in its own league. Luckily, Police Chief Maxine Benson has experience
with big-city crime, not that the Ontario Provincial Police officers
on the scene care. Patronizing and arrogant, they dismiss Max out
of hand, but she’s not put off so easily. She begins her own investigation, which reveals not one murder, but two. This second Maxine
Benson mystery takes a few interesting turns and keeps its suspense
mild. Though her internal musings can feel stilted, Max satisfyingly
puts the provincial police in their place through her competence and
spirited determination, and in doing so demonstrates her affection
for the people of Port Ainslie. Hand to readers interested in female
detectives or small-town mysteries. —Julia Smith
White Sand Blues.
By Vicki Delany.
Oct. 2017. 144p. Orca, paper, $9.95 (9781459815353); e-book (9781459815377).
Canadian crime writer Delany (Blood and Belonging, 2017) has
a variety of series to her credit, including one featuring RCMP
Sergeant Ray Robertson, and with this concise, easily compre-

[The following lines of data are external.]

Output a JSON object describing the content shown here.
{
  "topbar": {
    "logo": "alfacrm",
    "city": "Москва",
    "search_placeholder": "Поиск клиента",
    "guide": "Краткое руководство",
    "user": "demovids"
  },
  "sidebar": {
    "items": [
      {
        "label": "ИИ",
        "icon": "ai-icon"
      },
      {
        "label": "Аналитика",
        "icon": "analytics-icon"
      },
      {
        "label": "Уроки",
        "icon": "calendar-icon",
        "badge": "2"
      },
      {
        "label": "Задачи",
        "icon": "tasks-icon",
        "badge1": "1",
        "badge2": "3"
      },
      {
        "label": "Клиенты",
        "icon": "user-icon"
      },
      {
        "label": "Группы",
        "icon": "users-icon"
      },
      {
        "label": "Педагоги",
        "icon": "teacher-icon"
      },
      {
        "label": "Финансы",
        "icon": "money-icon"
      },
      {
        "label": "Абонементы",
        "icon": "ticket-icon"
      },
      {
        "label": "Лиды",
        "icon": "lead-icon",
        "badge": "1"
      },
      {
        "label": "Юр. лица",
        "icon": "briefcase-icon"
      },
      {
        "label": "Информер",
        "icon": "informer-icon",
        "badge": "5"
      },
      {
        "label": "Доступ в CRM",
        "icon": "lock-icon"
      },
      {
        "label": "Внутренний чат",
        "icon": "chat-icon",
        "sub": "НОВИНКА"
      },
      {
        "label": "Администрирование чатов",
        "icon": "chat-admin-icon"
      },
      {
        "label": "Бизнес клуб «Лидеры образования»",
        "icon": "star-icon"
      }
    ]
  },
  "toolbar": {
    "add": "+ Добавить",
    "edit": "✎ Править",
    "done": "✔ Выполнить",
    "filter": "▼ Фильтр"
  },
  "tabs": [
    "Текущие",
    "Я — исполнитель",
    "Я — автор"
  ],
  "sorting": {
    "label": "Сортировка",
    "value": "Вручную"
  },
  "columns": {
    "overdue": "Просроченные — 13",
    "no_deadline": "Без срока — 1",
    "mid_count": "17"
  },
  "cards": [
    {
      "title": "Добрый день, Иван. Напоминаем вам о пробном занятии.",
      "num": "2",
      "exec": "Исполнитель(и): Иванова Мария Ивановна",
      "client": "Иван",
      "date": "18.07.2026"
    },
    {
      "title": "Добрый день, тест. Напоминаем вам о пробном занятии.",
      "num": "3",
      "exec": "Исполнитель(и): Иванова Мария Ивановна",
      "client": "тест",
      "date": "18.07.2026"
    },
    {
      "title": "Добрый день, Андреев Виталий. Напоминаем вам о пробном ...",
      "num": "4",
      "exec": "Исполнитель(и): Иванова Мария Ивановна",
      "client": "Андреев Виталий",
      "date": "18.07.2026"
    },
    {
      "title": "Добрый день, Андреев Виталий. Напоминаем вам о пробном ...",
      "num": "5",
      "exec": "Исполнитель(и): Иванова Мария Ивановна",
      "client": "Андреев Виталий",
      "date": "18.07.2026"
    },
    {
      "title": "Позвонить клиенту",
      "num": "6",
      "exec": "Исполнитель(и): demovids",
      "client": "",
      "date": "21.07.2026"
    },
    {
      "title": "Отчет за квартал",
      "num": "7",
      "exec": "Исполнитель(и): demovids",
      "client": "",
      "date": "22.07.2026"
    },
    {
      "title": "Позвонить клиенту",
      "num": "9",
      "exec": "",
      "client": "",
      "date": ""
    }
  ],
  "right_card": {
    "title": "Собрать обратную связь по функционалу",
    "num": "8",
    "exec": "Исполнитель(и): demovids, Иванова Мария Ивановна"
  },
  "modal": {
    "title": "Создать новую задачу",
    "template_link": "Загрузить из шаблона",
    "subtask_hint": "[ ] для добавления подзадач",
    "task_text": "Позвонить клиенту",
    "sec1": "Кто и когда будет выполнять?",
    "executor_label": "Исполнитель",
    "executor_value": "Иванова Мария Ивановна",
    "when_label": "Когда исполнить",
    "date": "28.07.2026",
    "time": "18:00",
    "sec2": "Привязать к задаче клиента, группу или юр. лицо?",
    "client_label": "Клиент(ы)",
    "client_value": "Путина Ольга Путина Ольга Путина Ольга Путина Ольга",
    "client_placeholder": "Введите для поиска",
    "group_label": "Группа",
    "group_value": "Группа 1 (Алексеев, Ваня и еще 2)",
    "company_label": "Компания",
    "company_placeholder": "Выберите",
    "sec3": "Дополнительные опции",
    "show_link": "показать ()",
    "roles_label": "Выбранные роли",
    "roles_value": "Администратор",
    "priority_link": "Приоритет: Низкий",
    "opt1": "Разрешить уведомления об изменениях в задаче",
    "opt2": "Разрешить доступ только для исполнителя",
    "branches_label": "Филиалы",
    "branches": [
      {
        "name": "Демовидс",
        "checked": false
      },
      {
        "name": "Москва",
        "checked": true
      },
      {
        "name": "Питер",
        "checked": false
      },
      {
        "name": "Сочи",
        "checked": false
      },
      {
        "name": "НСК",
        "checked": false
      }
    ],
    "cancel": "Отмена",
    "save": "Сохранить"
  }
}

hended mystery she launches a new line featuring paramedic
Ashley Grant. Intent on making a good impression on her new
job, Ashley has invested in fancy clothes, only to destroy them as
she wades into the sea to retrieve a dead man. She has fled Toronto
for the tiny Caribbean nation called Victoria and Albert Islands,
grabbing at the lifeline of a one-year contract after her boyfriend’s
wrenching betrayal. Quickly embroiled in a murder investigation
sparked by the divergent claims of the victim’s wife and daugh-
ter, Ashley soon discovers that she isn’t the only escapee from
the Canadian cold in this alleged island paradise. Delany makes
excellent use of a highly accessible narrative style, keeping her
language simple while unspooling an intriguingly tangled plot in
which Ashley’s acute observational skills
and stubborn and accurate sleuthing at-
tract the initially skeptical, increasingly
admiring attention of a handsome former
Mountie serving as an island policeman.
Worst Date Ever.
By Melodie Campbell.
Sept. 2017. 128p. Orca, paper, $9.95
(9781459815599); e-book (9781459815612).
Widowed two years ago, Jenny is fi-
nally ready to date again. Her best friend,
Angela, is thrilled, and even Jenny’s
12-year-old son, Ryan, is glad she’s looking for someone to spend
time with. Jenny takes two weeks off from work and, using the
dating website E-Galaxy, schedules several daytime dates at her
favorite coffee shop. Unfortunately, some dates start out badly,
and the rest only take a few hours to get there. Operation Prince
Charming is tanking, and Jenny misses her husband as the two-
week clock ticks down and she inches toward hopelessness. With
an “Everytown” setting, minimal character development, and
a pat, happy ending, Campbell (The Bootlegger’s Goddaughter,
2017) keeps readers focused on an easy-to-follow plot that’s pre-
dictable, with some humorous departures. This is great for adult
newcomers to reading or the English language as well as anyone
who enjoys zipping through a lighthearted read in a single, short
sitting. —Annie Bostrom